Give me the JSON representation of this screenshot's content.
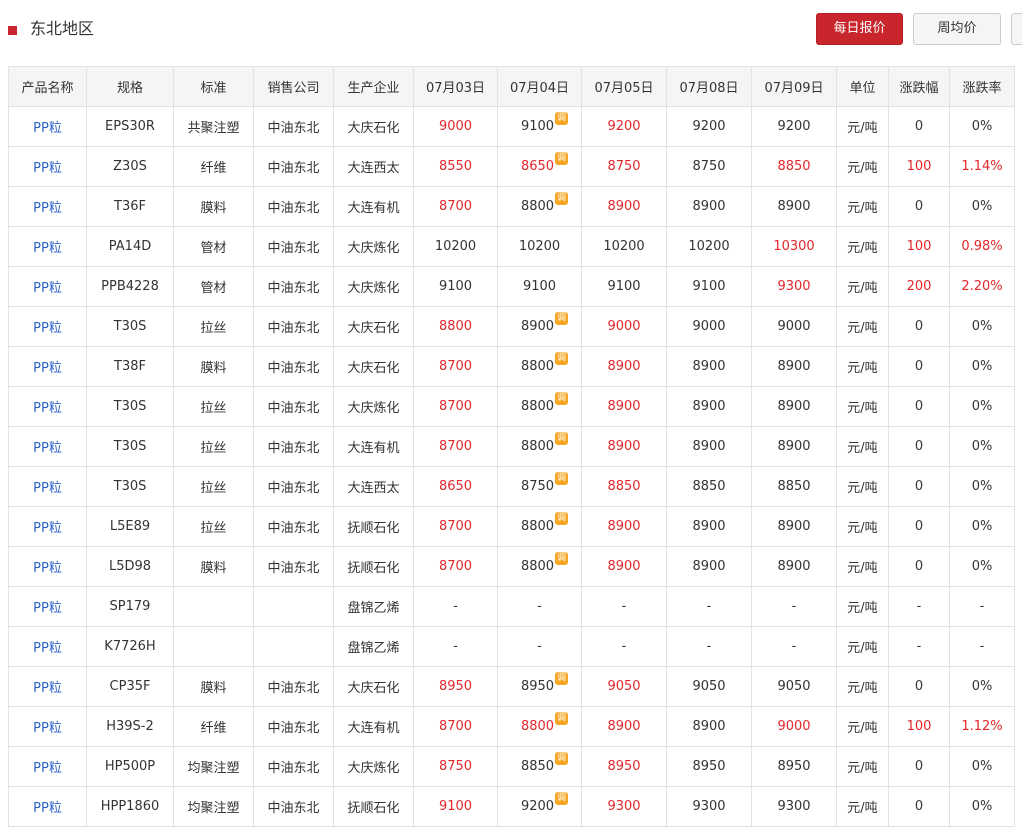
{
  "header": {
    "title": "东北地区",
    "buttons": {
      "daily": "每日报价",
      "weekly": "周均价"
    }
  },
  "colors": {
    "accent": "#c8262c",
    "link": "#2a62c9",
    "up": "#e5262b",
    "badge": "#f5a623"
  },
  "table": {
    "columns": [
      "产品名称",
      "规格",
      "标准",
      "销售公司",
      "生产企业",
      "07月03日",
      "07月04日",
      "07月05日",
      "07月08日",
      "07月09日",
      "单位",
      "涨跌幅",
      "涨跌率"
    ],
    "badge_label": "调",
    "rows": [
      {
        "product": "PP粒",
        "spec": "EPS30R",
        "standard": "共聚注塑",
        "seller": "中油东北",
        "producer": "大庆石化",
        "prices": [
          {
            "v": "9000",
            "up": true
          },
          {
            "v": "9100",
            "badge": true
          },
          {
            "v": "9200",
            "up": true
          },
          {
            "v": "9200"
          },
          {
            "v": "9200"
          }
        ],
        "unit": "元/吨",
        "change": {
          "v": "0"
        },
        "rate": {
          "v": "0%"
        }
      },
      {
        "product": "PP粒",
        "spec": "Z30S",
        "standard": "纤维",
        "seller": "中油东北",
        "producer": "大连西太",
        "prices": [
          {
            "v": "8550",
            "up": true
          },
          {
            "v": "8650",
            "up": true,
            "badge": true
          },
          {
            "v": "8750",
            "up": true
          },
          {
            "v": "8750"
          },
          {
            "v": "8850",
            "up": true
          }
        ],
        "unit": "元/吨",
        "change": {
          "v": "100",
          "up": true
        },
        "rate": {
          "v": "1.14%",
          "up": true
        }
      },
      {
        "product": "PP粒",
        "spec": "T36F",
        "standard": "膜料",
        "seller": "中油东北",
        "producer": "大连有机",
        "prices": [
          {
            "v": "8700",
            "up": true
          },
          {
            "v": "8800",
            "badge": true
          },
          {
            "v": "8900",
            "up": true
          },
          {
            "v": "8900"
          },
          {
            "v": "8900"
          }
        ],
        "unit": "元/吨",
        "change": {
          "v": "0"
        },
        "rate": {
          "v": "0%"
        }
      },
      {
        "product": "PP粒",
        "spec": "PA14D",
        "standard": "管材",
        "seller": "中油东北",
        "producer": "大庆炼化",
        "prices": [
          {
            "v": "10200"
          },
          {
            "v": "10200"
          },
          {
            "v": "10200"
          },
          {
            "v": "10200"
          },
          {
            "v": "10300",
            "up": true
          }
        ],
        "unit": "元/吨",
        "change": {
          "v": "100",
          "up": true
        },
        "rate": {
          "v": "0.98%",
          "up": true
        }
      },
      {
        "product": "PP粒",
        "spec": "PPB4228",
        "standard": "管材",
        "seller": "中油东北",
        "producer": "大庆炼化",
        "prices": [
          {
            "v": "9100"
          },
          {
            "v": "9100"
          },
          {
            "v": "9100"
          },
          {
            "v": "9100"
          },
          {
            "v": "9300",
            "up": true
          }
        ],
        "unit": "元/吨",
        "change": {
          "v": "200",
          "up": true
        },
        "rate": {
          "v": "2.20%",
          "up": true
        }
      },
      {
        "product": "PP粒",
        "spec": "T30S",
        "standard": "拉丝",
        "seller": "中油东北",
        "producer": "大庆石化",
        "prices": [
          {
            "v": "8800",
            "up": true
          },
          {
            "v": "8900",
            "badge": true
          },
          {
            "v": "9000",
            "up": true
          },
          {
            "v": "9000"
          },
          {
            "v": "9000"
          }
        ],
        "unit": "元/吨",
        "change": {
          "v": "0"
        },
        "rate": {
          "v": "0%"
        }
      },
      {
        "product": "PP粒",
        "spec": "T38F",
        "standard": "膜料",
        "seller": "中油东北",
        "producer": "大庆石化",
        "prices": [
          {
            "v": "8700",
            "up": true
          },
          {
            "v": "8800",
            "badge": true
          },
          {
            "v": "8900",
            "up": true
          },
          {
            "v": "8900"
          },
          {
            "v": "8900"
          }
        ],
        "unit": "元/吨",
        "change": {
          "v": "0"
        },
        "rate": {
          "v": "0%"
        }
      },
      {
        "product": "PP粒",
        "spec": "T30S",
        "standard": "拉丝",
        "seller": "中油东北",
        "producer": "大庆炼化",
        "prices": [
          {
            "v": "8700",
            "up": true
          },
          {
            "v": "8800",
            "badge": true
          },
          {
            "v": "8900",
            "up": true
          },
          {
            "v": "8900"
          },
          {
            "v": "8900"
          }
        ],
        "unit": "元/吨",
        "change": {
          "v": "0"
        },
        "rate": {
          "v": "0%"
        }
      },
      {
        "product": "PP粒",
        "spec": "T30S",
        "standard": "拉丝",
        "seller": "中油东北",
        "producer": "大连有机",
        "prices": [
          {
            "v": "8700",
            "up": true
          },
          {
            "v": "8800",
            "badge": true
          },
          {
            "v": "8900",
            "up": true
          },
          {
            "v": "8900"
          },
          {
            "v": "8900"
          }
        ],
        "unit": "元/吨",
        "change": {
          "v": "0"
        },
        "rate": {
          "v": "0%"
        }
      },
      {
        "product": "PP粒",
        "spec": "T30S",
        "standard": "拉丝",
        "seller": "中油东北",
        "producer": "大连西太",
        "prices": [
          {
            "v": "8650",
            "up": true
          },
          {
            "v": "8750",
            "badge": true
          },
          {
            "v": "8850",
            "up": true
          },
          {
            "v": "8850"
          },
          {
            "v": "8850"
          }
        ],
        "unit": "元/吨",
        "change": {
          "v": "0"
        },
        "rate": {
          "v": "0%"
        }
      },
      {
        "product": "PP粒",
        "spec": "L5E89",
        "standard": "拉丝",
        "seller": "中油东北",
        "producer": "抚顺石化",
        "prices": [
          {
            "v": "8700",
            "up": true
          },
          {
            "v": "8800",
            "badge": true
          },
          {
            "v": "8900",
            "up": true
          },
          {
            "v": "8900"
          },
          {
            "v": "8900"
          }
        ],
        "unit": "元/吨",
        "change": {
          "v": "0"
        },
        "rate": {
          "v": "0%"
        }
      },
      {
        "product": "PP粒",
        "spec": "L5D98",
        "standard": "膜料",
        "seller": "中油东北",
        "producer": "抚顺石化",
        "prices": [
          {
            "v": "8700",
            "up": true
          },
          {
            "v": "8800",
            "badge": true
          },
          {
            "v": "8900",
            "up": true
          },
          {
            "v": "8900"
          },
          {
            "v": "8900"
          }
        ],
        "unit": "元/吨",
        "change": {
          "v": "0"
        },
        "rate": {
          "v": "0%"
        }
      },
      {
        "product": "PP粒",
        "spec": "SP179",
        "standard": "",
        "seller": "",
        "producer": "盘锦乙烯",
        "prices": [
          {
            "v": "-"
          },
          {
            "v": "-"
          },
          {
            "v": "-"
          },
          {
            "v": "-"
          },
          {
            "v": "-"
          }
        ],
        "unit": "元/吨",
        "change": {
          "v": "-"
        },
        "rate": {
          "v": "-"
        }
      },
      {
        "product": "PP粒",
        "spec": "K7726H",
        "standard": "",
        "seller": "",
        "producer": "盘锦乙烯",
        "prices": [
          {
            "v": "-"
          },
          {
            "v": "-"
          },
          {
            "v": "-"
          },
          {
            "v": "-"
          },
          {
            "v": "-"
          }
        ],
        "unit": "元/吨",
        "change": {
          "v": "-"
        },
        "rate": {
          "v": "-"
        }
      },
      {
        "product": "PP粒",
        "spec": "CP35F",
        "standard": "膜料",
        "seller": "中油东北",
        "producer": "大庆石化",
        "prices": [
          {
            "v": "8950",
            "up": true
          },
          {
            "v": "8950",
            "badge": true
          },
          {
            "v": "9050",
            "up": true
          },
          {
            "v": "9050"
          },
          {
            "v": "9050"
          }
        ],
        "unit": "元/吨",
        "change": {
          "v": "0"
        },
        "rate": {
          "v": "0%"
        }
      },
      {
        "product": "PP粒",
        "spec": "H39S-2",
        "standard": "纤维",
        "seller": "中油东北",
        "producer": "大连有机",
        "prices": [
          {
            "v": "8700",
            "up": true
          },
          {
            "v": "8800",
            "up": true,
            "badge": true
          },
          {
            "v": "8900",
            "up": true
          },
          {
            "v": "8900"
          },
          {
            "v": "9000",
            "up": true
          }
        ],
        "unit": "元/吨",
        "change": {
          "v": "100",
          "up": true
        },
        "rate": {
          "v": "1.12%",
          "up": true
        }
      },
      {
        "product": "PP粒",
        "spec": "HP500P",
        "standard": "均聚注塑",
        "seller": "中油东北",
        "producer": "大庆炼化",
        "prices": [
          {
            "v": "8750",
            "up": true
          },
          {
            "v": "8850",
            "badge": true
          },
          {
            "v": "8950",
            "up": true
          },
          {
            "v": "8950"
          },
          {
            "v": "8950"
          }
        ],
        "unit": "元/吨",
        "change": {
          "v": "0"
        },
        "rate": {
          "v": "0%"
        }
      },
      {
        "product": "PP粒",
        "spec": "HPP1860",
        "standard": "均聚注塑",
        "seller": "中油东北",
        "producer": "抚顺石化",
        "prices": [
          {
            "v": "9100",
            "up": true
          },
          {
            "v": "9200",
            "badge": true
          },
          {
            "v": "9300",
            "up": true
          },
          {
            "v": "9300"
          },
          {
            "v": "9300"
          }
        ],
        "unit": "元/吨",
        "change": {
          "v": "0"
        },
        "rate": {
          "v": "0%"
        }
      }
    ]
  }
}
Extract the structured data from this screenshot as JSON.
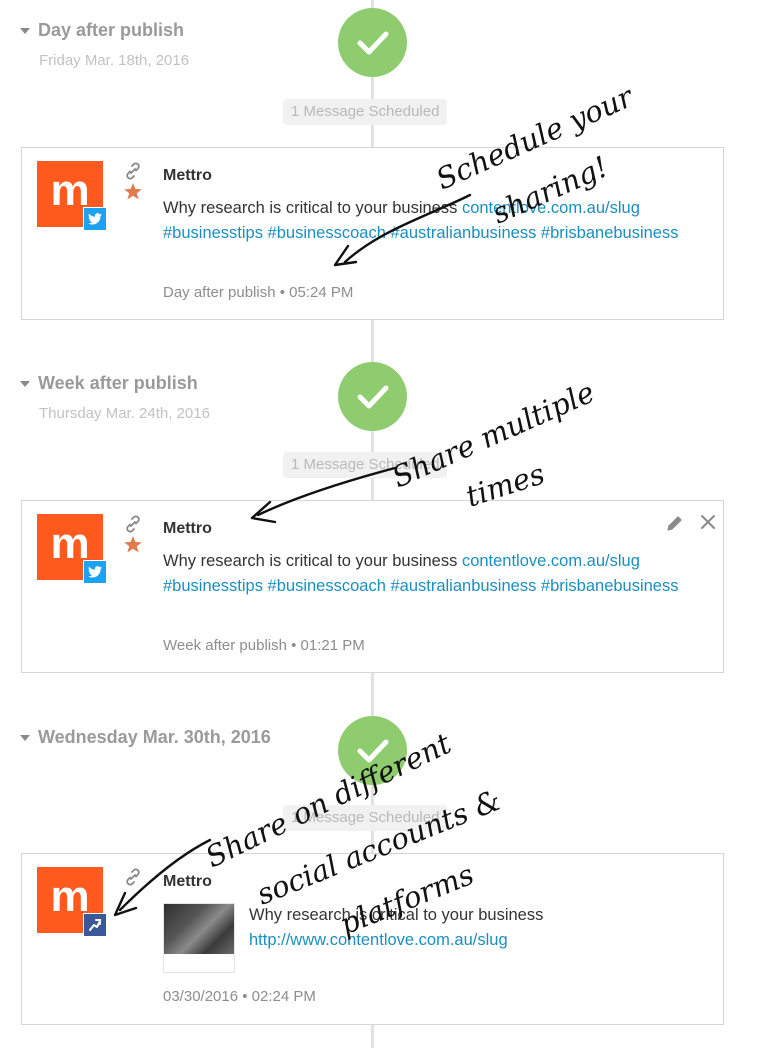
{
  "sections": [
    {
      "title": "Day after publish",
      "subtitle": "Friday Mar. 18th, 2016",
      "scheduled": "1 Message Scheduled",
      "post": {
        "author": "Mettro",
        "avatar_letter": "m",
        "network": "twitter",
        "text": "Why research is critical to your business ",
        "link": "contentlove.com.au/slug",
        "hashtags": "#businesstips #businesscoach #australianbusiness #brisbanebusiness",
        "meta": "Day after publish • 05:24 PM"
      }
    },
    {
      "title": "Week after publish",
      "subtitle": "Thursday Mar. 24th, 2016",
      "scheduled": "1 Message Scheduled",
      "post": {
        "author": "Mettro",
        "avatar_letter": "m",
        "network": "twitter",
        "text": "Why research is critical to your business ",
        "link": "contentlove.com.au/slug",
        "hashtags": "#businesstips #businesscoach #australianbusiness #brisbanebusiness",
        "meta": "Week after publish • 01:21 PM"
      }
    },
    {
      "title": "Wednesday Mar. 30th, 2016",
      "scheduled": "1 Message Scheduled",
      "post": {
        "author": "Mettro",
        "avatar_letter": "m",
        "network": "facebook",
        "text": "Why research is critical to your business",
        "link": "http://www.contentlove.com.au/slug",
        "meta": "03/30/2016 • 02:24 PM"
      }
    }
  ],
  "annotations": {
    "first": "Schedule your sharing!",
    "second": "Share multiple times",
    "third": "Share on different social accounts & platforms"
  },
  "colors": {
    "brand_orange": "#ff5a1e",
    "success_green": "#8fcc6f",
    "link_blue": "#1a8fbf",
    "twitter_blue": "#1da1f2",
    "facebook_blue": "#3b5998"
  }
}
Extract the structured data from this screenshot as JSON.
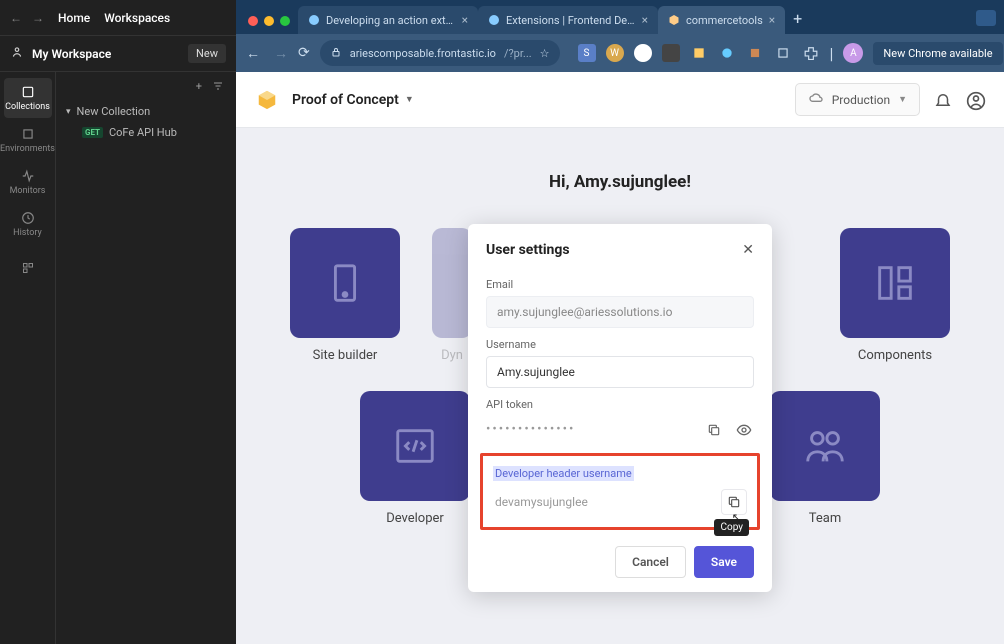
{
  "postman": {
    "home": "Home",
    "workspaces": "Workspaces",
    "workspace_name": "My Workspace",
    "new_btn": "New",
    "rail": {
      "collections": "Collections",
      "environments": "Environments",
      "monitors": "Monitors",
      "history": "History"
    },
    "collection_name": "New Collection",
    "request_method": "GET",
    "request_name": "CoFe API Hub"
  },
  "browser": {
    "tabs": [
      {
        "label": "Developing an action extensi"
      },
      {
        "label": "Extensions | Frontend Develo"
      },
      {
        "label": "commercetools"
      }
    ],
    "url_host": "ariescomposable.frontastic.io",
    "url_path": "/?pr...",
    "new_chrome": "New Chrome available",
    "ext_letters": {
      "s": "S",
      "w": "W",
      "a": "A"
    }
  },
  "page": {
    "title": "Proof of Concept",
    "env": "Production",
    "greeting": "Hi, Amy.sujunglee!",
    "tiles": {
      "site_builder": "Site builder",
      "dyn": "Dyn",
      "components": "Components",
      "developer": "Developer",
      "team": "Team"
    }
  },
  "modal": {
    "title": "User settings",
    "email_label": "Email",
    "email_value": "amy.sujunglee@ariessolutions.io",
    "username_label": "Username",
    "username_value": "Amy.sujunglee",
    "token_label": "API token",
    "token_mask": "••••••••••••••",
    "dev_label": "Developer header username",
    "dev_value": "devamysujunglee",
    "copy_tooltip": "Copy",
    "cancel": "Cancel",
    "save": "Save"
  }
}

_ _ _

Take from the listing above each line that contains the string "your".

* _SOLUTION TO THIS PROBLEM_
        "text": "Why research is critical to your business ",
        "text": "Why research is critical to your business ",
        "text": "Why research is critical to your business",
    "first": "Schedule your sharing!",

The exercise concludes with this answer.